• [WHAT YOU SHOULD DO] Wherever a line below holds the word "icon", copy that line.

• [SUPPLIED MATERIAL]
"""

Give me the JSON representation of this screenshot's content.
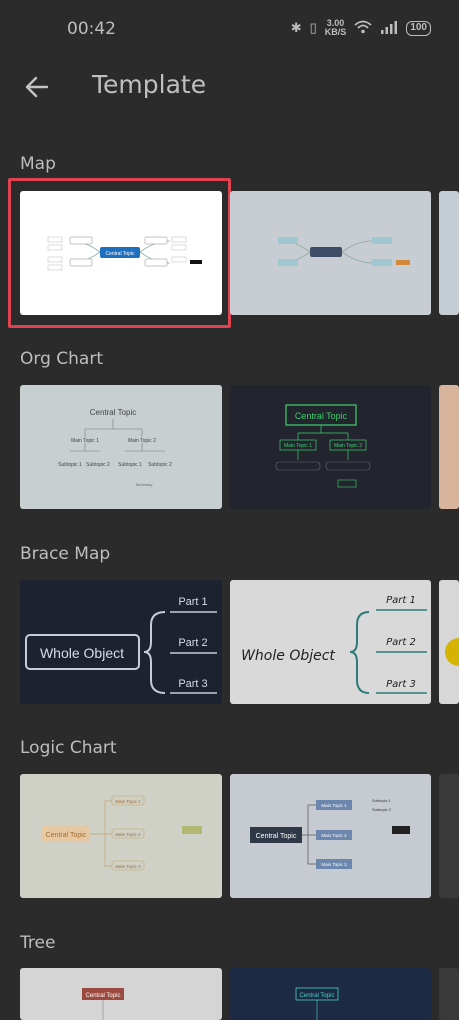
{
  "status": {
    "time": "00:42",
    "speed_value": "3.00",
    "speed_unit": "KB/S",
    "battery": "100"
  },
  "header": {
    "title": "Template"
  },
  "sections": [
    {
      "title": "Map"
    },
    {
      "title": "Org Chart"
    },
    {
      "title": "Brace Map"
    },
    {
      "title": "Logic Chart"
    },
    {
      "title": "Tree"
    }
  ],
  "org": {
    "central": "Central Topic",
    "main1": "Main Topic 1",
    "main2": "Main Topic 2",
    "sub1": "Subtopic 1",
    "sub2": "Subtopic 2",
    "summary": "Summary"
  },
  "brace": {
    "whole": "Whole Object",
    "part1": "Part 1",
    "part2": "Part 2",
    "part3": "Part 3"
  },
  "logic": {
    "central": "Central Topic",
    "main1": "Main Topic 1",
    "main2": "Main Topic 2",
    "main3": "Main Topic 3",
    "sub1": "Subtopic 1",
    "sub2": "Subtopic 2"
  },
  "tree": {
    "central": "Central Topic"
  },
  "map": {
    "central": "Central Topic"
  }
}
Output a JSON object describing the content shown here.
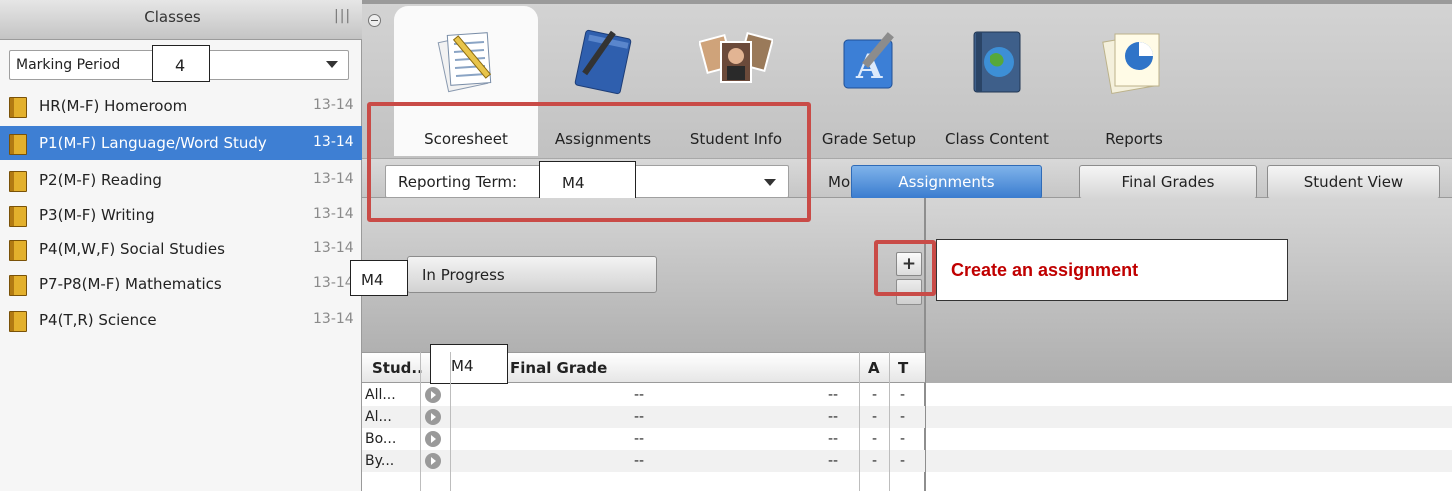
{
  "sidebar": {
    "title": "Classes",
    "grip": "|||",
    "marking_period": {
      "label": "Marking Period",
      "value": "4"
    },
    "classes": [
      {
        "name": "HR(M-F) Homeroom",
        "year": "13-14"
      },
      {
        "name": "P1(M-F) Language/Word Study",
        "year": "13-14"
      },
      {
        "name": "P2(M-F) Reading",
        "year": "13-14"
      },
      {
        "name": "P3(M-F) Writing",
        "year": "13-14"
      },
      {
        "name": "P4(M,W,F) Social Studies",
        "year": "13-14"
      },
      {
        "name": "P7-P8(M-F) Mathematics",
        "year": "13-14"
      },
      {
        "name": "P4(T,R) Science",
        "year": "13-14"
      }
    ],
    "selected_index": 1
  },
  "toolbar": {
    "tools": [
      {
        "label": "Scoresheet",
        "icon": "scoresheet-icon",
        "active": true
      },
      {
        "label": "Assignments",
        "icon": "assignments-notebook-icon",
        "active": false
      },
      {
        "label": "Student Info",
        "icon": "student-photos-icon",
        "active": false
      },
      {
        "label": "Grade Setup",
        "icon": "grade-setup-icon",
        "active": false
      },
      {
        "label": "Class Content",
        "icon": "class-content-globe-icon",
        "active": false
      },
      {
        "label": "Reports",
        "icon": "reports-pie-icon",
        "active": false
      }
    ]
  },
  "reporting_term": {
    "label": "Reporting Term:",
    "value": "M4"
  },
  "mode": {
    "label": "Mode:",
    "buttons": [
      {
        "label": "Assignments",
        "active": true
      },
      {
        "label": "Final Grades",
        "active": false
      },
      {
        "label": "Student View",
        "active": false
      }
    ]
  },
  "status_filter": {
    "term": "M4",
    "label": "In Progress"
  },
  "add_assignment": {
    "symbol": "+",
    "callout": "Create an assignment"
  },
  "grid": {
    "overlay_term": "M4",
    "headers": {
      "student": "Stud..",
      "final_grade": "Final Grade",
      "a": "A",
      "t": "T"
    },
    "rows": [
      {
        "name": "All...",
        "final": "--",
        "grade2": "--",
        "a": "-",
        "t": "-"
      },
      {
        "name": "Al...",
        "final": "--",
        "grade2": "--",
        "a": "-",
        "t": "-"
      },
      {
        "name": "Bo...",
        "final": "--",
        "grade2": "--",
        "a": "-",
        "t": "-"
      },
      {
        "name": "By...",
        "final": "--",
        "grade2": "--",
        "a": "-",
        "t": "-"
      }
    ]
  },
  "colors": {
    "selection_blue": "#3e7fd3",
    "highlight_red": "#c94b47",
    "callout_red": "#c00000"
  }
}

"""

• [EXERCISE RESPONSE]
        "icon": "scoresheet-icon",
        "icon": "assignments-notebook-icon",
        "icon": "student-photos-icon",
        "icon": "grade-setup-icon",
        "icon": "class-content-globe-icon",
        "icon": "reports-pie-icon",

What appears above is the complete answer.